▶ **Work required**
Reproduce all of the data word for word.

▶ **Data records for software interfaces**
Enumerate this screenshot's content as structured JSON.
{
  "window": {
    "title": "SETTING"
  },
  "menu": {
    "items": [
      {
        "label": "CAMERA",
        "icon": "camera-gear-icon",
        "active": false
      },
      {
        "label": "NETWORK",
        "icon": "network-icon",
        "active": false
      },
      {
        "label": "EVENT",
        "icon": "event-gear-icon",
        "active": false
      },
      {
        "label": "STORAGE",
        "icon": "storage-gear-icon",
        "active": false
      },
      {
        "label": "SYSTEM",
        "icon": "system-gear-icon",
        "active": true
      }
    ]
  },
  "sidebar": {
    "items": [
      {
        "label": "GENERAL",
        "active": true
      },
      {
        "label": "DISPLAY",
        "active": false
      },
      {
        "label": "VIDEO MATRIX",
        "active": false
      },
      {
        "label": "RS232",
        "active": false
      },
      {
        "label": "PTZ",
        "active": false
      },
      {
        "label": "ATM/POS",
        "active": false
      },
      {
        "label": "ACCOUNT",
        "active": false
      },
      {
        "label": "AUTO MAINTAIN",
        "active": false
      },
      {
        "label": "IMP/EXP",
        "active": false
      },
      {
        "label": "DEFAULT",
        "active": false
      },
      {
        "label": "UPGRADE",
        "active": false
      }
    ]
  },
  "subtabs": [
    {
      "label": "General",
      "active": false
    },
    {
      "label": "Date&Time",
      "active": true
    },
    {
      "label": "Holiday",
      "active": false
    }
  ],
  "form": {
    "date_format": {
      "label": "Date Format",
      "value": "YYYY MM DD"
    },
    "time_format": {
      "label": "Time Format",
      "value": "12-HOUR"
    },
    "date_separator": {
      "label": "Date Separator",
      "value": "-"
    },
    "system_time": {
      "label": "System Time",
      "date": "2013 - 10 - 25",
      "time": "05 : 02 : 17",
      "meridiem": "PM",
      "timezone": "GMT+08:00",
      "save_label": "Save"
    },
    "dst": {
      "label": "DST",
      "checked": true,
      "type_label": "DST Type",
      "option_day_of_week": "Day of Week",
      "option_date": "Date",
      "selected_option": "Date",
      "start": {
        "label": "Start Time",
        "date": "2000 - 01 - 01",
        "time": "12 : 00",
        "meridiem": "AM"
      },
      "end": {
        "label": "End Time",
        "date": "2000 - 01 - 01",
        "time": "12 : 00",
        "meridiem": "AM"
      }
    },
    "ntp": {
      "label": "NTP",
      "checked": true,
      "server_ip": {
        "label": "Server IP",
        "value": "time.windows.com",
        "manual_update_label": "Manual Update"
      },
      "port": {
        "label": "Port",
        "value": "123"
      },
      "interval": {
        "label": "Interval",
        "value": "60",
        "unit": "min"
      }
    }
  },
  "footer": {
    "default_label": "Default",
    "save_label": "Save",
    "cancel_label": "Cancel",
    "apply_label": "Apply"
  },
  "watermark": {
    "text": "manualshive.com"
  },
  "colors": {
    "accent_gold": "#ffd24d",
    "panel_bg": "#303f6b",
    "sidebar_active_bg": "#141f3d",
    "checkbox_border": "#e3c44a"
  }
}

▶ **Exercise output**
Enumerate this screenshot's content as structured JSON.
{
  "window": {
    "title": "SETTING"
  },
  "menu": {
    "items": [
      {
        "label": "CAMERA",
        "icon": "camera-gear-icon",
        "active": false
      },
      {
        "label": "NETWORK",
        "icon": "network-icon",
        "active": false
      },
      {
        "label": "EVENT",
        "icon": "event-gear-icon",
        "active": false
      },
      {
        "label": "STORAGE",
        "icon": "storage-gear-icon",
        "active": false
      },
      {
        "label": "SYSTEM",
        "icon": "system-gear-icon",
        "active": true
      }
    ]
  },
  "sidebar": {
    "items": [
      {
        "label": "GENERAL",
        "active": true
      },
      {
        "label": "DISPLAY",
        "active": false
      },
      {
        "label": "VIDEO MATRIX",
        "active": false
      },
      {
        "label": "RS232",
        "active": false
      },
      {
        "label": "PTZ",
        "active": false
      },
      {
        "label": "ATM/POS",
        "active": false
      },
      {
        "label": "ACCOUNT",
        "active": false
      },
      {
        "label": "AUTO MAINTAIN",
        "active": false
      },
      {
        "label": "IMP/EXP",
        "active": false
      },
      {
        "label": "DEFAULT",
        "active": false
      },
      {
        "label": "UPGRADE",
        "active": false
      }
    ]
  },
  "subtabs": [
    {
      "label": "General",
      "active": false
    },
    {
      "label": "Date&Time",
      "active": true
    },
    {
      "label": "Holiday",
      "active": false
    }
  ],
  "form": {
    "date_format": {
      "label": "Date Format",
      "value": "YYYY MM DD"
    },
    "time_format": {
      "label": "Time Format",
      "value": "12-HOUR"
    },
    "date_separator": {
      "label": "Date Separator",
      "value": "-"
    },
    "system_time": {
      "label": "System Time",
      "date": "2013 - 10 - 25",
      "time": "05 : 02 : 17",
      "meridiem": "PM",
      "timezone": "GMT+08:00",
      "save_label": "Save"
    },
    "dst": {
      "label": "DST",
      "checked": true,
      "type_label": "DST Type",
      "option_day_of_week": "Day of Week",
      "option_date": "Date",
      "selected_option": "Date",
      "start": {
        "label": "Start Time",
        "date": "2000 - 01 - 01",
        "time": "12 : 00",
        "meridiem": "AM"
      },
      "end": {
        "label": "End Time",
        "date": "2000 - 01 - 01",
        "time": "12 : 00",
        "meridiem": "AM"
      }
    },
    "ntp": {
      "label": "NTP",
      "checked": true,
      "server_ip": {
        "label": "Server IP",
        "value": "time.windows.com",
        "manual_update_label": "Manual Update"
      },
      "port": {
        "label": "Port",
        "value": "123"
      },
      "interval": {
        "label": "Interval",
        "value": "60",
        "unit": "min"
      }
    }
  },
  "footer": {
    "default_label": "Default",
    "save_label": "Save",
    "cancel_label": "Cancel",
    "apply_label": "Apply"
  },
  "watermark": {
    "text": "manualshive.com"
  },
  "colors": {
    "accent_gold": "#ffd24d",
    "panel_bg": "#303f6b",
    "sidebar_active_bg": "#141f3d",
    "checkbox_border": "#e3c44a"
  }
}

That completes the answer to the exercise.